Figure 1. Comparison, in terms of lint yield, of different sampling methods for tarnished plant bug (sweep net, drop cloth, and sweep net until 2nd week of bloom combined with drop cloth after) and different thresholds (low, medium or recommended, high, and very high). Favoring the low threshold (1 per drop cloth sample) was profitable when using a drop cloth alone, but this did not make money over using a medium threshold in the combined method. Regardless, you make money if you sample and spray by any method. Not every Virginia field will experience this high pressure.

 

 

 

Table 1.  Net economic returns (per hectare) for threshold trial in 2018 above the untreated control. Cotton was priced at $0.77 per acre for 2018; nitrogen (32-0-0) was priced at $49.18/acre (120.0 lb/acre); bifenthrin (6.4 oz) was priced at $2.90/acre; acephate (8 oz) was priced at $3.12/acre; sulfoxaflor (2.25 oz) was priced at $13.80/acre; thiamethoxam (2 oz) was priced at $15.61/acre; chlorantraniliprole (27 oz) was priced at $26.35/acre

 

 

 

 

 

 

As always, best wishes for a profitable 2019. Please reach out to Sally or myself if you have questions or concerns. I hope that you have the opportunity to spend this weekend with the people and activities that you value most. Happy 4th y’all!

Plant bugs in cotton update

Plant bug populations have been spotty, and lower overall than this time last year (click to see map). 10% or fewer of Virginia fields need insecticide applications this week, but, unfortunately, a much higher percentage will end up treated. Before making a decision to spray without scouting consider several things:

  1. Your risk of aphids and spider mites increases, especially if it does not rain soon.
  2. Your risk of subsequent plant bug infestations increases.
  3. You spend money that you did not have to spend.

Spraying for plant bugs at or exceeding threshold will pay off. Keep in mind that sprays during flowering typically yield higher returns. These two Focus on Cotton presentations by NCSU (click here) and VT (click here) will tell you what you need to know about plant bugs in our region (follow links).
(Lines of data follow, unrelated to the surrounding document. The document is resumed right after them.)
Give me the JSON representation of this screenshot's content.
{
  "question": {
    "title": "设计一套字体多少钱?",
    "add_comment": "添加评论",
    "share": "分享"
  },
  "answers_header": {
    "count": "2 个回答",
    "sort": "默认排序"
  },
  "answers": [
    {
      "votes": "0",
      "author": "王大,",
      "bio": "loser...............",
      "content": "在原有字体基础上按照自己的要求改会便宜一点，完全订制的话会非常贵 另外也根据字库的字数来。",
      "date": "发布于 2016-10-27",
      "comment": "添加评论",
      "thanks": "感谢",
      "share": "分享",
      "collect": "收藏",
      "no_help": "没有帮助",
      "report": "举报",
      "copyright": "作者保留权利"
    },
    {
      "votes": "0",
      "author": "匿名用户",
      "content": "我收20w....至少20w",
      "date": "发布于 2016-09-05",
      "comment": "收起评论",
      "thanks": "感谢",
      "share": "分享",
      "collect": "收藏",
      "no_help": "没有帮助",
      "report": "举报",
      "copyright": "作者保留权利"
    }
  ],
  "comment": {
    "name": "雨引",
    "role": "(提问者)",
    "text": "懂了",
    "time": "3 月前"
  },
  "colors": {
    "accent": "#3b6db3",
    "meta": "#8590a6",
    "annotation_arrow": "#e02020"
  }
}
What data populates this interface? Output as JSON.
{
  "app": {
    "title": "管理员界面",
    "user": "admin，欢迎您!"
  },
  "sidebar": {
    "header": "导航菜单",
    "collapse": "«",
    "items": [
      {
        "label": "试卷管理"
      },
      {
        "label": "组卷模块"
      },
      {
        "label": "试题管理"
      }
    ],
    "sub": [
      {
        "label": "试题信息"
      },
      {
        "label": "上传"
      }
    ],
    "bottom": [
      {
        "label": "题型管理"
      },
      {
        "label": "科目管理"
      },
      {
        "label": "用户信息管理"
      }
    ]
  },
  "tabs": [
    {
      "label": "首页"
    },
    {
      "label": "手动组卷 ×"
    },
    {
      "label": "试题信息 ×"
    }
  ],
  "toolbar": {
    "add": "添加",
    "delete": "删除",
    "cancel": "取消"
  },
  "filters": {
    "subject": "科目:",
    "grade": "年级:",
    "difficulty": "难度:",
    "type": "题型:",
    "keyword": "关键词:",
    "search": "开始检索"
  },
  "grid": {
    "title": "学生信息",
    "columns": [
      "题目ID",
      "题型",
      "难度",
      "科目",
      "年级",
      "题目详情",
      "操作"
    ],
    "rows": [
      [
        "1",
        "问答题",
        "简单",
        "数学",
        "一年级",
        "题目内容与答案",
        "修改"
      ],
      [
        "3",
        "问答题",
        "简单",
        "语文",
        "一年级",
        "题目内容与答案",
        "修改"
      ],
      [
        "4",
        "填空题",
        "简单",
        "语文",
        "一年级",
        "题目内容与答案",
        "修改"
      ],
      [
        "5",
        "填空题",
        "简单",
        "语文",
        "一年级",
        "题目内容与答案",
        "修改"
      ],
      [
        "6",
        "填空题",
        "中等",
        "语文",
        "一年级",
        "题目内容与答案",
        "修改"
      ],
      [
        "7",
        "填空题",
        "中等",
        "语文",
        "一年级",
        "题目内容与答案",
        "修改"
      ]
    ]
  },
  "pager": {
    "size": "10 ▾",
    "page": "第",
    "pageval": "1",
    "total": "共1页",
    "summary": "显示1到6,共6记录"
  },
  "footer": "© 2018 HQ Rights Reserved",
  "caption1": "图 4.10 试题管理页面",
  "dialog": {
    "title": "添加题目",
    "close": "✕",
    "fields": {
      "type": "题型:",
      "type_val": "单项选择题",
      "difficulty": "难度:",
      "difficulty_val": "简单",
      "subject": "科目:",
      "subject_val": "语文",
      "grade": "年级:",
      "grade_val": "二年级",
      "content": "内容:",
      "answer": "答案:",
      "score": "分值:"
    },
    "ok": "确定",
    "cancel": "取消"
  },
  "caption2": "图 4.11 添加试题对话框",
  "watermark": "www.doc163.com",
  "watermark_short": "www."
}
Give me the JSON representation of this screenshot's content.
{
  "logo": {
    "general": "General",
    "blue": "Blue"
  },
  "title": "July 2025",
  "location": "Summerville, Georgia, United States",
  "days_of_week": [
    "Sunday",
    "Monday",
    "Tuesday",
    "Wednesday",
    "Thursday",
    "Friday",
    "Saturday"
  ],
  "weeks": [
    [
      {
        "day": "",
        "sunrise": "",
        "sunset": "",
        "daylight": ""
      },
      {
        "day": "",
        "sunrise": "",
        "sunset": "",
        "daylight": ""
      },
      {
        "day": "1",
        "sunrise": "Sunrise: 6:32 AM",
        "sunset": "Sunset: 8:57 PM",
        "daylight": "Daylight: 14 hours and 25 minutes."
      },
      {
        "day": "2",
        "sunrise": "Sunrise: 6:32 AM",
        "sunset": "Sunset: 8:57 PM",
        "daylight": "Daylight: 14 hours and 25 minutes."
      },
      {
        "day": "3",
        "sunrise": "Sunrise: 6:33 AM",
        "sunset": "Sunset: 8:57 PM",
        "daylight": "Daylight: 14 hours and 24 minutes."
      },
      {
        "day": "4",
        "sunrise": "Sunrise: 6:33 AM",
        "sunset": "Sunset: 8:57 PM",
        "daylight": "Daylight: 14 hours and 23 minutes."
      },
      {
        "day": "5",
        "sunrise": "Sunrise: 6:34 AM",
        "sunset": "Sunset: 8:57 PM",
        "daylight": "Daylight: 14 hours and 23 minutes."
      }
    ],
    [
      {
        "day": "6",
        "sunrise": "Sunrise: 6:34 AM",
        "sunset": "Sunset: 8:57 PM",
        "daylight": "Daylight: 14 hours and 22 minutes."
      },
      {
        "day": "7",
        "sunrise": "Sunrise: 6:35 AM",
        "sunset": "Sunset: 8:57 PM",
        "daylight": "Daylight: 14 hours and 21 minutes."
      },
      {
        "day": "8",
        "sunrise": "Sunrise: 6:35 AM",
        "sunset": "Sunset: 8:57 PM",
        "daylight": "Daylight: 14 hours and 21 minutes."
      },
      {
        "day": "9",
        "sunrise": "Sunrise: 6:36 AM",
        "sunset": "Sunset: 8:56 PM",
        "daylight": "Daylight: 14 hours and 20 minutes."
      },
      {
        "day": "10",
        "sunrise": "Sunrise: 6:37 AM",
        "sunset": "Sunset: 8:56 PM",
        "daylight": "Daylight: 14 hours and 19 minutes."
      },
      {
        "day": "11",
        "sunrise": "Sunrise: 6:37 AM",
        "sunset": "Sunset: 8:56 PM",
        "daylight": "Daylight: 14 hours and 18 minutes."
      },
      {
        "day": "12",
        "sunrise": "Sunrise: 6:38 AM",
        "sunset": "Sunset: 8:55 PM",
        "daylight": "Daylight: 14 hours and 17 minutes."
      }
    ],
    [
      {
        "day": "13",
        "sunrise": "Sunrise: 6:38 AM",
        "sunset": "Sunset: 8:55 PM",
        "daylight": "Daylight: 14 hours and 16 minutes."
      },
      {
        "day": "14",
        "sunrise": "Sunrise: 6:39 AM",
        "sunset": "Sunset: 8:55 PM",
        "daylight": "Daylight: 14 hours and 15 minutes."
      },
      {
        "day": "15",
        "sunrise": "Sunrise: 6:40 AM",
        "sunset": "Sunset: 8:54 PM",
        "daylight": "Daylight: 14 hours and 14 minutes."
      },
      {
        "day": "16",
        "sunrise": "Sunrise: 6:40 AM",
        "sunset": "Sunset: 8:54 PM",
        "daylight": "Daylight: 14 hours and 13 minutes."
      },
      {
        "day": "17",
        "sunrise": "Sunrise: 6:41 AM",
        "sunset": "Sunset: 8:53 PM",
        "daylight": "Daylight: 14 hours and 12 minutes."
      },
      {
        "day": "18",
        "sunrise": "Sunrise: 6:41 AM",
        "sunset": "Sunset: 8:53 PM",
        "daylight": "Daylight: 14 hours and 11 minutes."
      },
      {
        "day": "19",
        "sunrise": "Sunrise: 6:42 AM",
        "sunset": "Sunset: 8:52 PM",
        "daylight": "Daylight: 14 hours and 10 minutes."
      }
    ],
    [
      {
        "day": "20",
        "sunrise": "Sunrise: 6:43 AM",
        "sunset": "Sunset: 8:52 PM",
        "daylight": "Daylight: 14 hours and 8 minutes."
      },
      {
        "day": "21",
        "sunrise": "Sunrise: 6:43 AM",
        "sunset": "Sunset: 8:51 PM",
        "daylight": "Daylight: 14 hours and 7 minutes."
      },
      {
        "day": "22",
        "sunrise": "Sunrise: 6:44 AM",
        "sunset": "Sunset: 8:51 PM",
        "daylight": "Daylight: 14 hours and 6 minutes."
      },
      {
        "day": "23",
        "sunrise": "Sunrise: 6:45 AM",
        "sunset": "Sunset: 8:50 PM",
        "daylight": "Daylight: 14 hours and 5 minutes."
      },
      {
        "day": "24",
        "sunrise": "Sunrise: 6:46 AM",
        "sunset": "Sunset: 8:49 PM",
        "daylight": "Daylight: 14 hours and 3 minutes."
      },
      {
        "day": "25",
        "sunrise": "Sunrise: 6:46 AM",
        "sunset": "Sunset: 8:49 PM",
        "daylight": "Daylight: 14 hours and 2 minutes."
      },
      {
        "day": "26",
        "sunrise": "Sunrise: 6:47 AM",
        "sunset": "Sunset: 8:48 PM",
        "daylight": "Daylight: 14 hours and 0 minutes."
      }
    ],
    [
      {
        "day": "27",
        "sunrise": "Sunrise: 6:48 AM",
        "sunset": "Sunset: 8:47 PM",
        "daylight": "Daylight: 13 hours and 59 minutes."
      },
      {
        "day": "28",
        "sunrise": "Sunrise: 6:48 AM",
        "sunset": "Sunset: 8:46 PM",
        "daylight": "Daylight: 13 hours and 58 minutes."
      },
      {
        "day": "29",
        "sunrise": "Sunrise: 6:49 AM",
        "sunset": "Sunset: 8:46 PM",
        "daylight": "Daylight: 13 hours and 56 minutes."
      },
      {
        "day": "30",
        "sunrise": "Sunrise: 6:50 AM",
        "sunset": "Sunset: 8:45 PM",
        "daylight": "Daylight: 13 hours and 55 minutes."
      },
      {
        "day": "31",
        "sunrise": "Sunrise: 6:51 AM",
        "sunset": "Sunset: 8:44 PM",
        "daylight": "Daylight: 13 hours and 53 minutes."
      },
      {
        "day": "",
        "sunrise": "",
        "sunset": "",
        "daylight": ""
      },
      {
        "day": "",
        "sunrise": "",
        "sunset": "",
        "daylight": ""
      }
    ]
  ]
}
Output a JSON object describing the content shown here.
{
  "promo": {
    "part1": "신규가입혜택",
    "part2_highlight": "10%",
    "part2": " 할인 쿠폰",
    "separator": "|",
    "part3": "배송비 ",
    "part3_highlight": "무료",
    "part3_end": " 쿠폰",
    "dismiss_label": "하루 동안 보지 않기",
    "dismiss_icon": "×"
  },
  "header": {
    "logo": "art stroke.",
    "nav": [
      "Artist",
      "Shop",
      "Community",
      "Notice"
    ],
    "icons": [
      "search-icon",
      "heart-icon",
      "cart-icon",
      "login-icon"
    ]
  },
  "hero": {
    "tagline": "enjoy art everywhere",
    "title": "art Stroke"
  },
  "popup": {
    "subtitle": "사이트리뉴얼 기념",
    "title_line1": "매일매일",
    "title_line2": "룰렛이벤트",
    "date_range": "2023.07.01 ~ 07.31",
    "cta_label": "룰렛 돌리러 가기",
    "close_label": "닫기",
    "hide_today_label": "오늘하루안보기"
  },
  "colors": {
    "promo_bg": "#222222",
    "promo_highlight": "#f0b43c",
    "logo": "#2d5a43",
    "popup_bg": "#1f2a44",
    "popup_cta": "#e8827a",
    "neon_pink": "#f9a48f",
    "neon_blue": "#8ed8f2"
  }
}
If you need help scouting, ANR agents Josh Holland (Southampton) and Elizabeth Pittman (Suffolk) will be hosting scouting clinics in July. More information coming soon. Beat sheets are available to you free of charge at these events and at the Taylor lab at the Tidewater AREC. Stop by anytime Monday through Friday 8 am – 4 pm. We are closed next Thursday and Friday.

A big thank you to FMC, BASF, and Corteva for sponsoring this round of beat sheets!!

A big thank you to Josh Holland for his help scouting this week!

Click this link for interactive map with insect density and square retention data (click points for summary data).